Pentagon and Justice Department officials defended U.S. detention practices at the military prison camp in Guantanamo Bay, Cuba, but conceded that legislation may help clear up confusion on whether all prisoners are being properly held as enemy combatants.
Growing reports of prisoner abuse at Guantanamo prompted Senate Judiciary Committee Chairman Arlen Specter (R-Pa.) to hold what he called a long-overdue hearing yesterday and challenge Congress to take a role in developing policies for detaining and trying terrorism suspects.
Defense and Justice Department officials maintained that careful steps are being taken to protect the rights of the prisoners as their cases are processed. Because of the “highly unusual nature of the global war on terrorism,” and the fact that there is no foreseeable end in sight, the Pentagon took “unprecedented and historic action to establish a process to permit enemy combatants to be heard while the conflict is ongoing,” said Rear Adm. James McGarrah, who monitors the detention of enemy combatants for the Navy.
He said the military developed an administrative review board to assess annually whether each detainee at Guantanamo continues to pose a threat or can be released. The Combatant Status Review Tribunal assesses formally whether detainees were properly held as an enemy combatant and permit them to contest their designation as such.

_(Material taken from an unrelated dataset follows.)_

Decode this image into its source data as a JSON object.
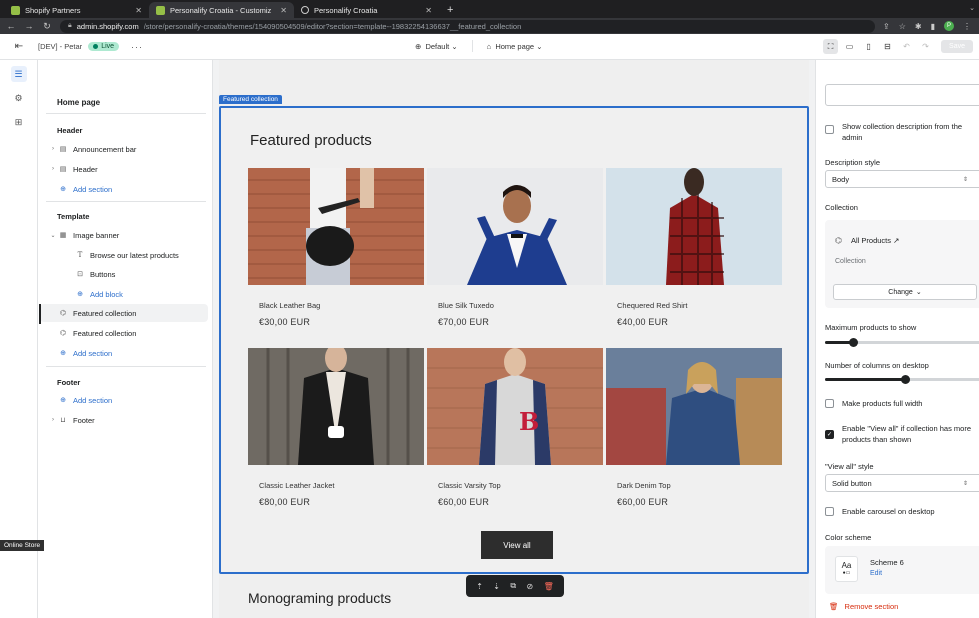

According to McGarrah, 558 prisoners were given hearings at Guantanamo, out of which the tribunal determined that 520 were properly classified as enemy combatants. Of the remaining 38, 23 have been released and the Defense and State departments are working to release the remaining 15. The United States holds prisoners from some 40 countries at Guantanamo.
Only four of the detainees have so far been charged, while many have been held for approximately three years. Even though the detainees were given formal hearings in front of a review panel, that panel is not part of the nation’s criminal-justice system and the prisoners were not being held for criminal-justice purposes, Michael Wiggins, deputy associate attorney general, told the panel.
The committee’s ranking member, Sen. Patrick LeahyPatrick LeahyThe Hill's 12:30 Report The Hill's 12:30 Report Passing US-Canada preclearance would improve security and economy MORE (D-Vt.), called the facility at Gitmo, as the base is nicknamed, “an international embarrassment to our nation” and a “festering threat to our security.” He criticized the Bush administration’s policy on detainees, saying the administration does not have “a coherent theory of how to proceed.”
Since the United States may face terrorism for “as long as you and I live,” Leahy said, he asked Brig. Gen. Thomas Hemingway, from the Pentagon’s office of military commissions, whether the United States can hold prisoners for such a long time without charges. Hemingway’s answer was that the military can hold them for “as long as the conflict endures.”
Leahy criticized the administration on failing to treat detainees humanely. “Even with the administration’s continued stonewalling against any independent investigation into the mistreatment of detainees, we continue to learn of more abuses on a daily basis,” Leahy said in his opening statements.
Meanwhile, Sen. Joseph Biden (D-Del.) called renewed attention to setting up an independent commission, similar to the Sept. 11 commission, to tell Congress what it should do about Guantanamo. Biden introduced that concept as part of the Targeting Terrorists More Effectively Act in January.
Specter said Congress has its work cut out for it as it analyzes the procedures used with the prisoners at Guantanamo who do not fall within the scope of the U.S. judicial system.
Sen. Edward Kennedy (D-Mass.) said that closing Guantanamo Bay makes sense, but it should not be closed without an investigation.
Defense Secretary Donald Rumsfeld made it clear Tuesday that the United States will need Guantanamo for years to come because there is no alternative location to hold and interrogate the terrorism suspects held there.
He added that the military does not want to be in a position of holding prisoners any longer than necessary.